If it seems as though Britney Spears has attracted immense media attention for legal matters eclipsing her singing talent recently, it’s true. It has. Her legal difficulties have persisted for more than a decade and have made headlines like no debut song ever did.
The issue stems around Spears’ conservatorship imposed upon her by her father.
A recent New York Times documentary, “Framing Britney Spears,” recounts the details of an unfair take-over of her finances by Jamie Spears, her father in 2008. Still fully capable of making millions in album and ticket sales, but apparently not stable enough to manage her own affairs, Britney’s family has moved upon her freedoms using a conservatorship.
To better understand what has happened to the popular songstress, we need to explain what a conservatorship is.
The purpose of a guardianship or conservatorship is to appoint a guardian by court order, for those unable to make their own decisions like a minor or aging adult incapacitated by dementia or some other mental illness.
Conservatorships usually last only one year and must be restarted and reappointed by a local government agency each year.
But not in Britney’s case.
At 26 years old, Spears’ father petitioned for far greater control over her life and affairs and won.
Pointing to Britney’s breakdown in 2007, after her divorce from Kevin Federline and her loss of child custody, plus her then refusal to surrender them to authorities in an armed stand-off, it appeared there was reason for significant intervention and external control. However, the protracted, ongoing involvement, even as Britney has returned to work making millions over the years since, and the growing army of interested parties against the now 39-year-old performer’s wishes to be in charge or her own affairs again, have resulted in an intense power struggle.
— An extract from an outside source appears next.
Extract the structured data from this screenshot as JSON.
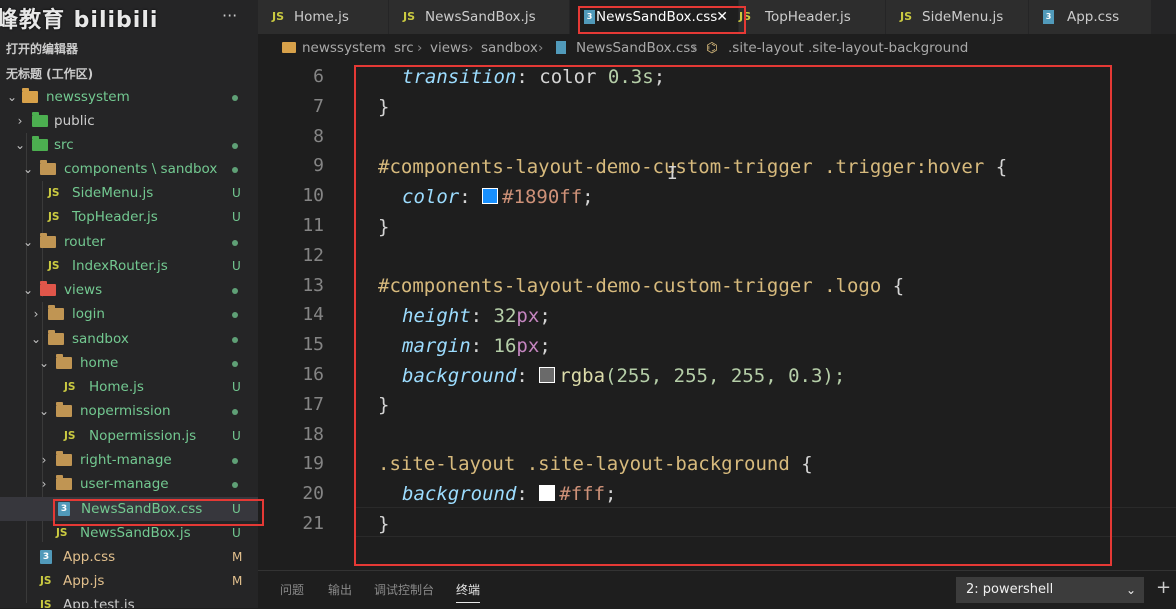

Britney’s conservatorship was split in two pieces, separating her as a person from her estate/finances. She has not had a say in her finances since 2008. Her father initially had control over both pieces, through co-conservatorship with attorney Andrew Wallet. Wallet resigned in early 2019 which gave Jamie Spears sole control until his ill-health later that year which led to the courts appointing a legal co-conservator. To date, the conservatorship continues, likely at an annual salary percentage rate for the conservators of 1-2% of the total assets under management. Britney Spears has a net worth of $59 million dollars.
This ongoing story of Spears conservatorship will be reviewed again September 2021 under California law. We sincerely echo the concern of this case’s possibly over-controlling conservator in her affairs and look forward to a restoration of her just and equitable majority soon.
In the state of New York, conservatorship laws allow for a conservator’s reasonable and necessary carriage of action under Article 81 by the guardian awarded power, such as:
- Paying bills for an incapacitated ward,
- Takin steps to prevent self-neglect,
- Stopping financial and physical abuse,
- Planning Medicaid & taxes,
- Influencing the choice of guardian.
To learn more about the duties & responsibilities or a guardian or who is eligible to be appointed under specific circumstances, give Gavenda Law offices a call to discuss. We look forward to helping make sense of the law for you and to serving you with knowledgeable and effective solutions no matter what you face.
 Elizabeth Wagmeister, Britney Spears: Legal Expert Explains Why Pop Star’s Unprecedented Conservatorship Case Is ‘Highly Abnormal’, Variety (Apr. 07, 2021, 9:30 AM), PM), https://variety.com/2021/music/news/britney-spears-conservatorship-case-legal-questions-attorney-1234922934/
 Danielle & Andy Mayoras, Making Sense Of The Britney Spears Conservatorship And #FreeBritney, Forbes (May 15, 2019, 11:25 AM), PM), https://www.forbes.com/sites/trialandheirs/2019/05/15/making-sense-of-the-britney-spears-conservatorship-and-freebritney/?sh=55f017244b74
 Ira Salzman, Guardianship for Incapacitated People in New York Under Article 81, Seniorlaw.com (2020), https://www.seniorlaw.com/guardianship-for-incapacitated-people-in-new-york-under-article-81/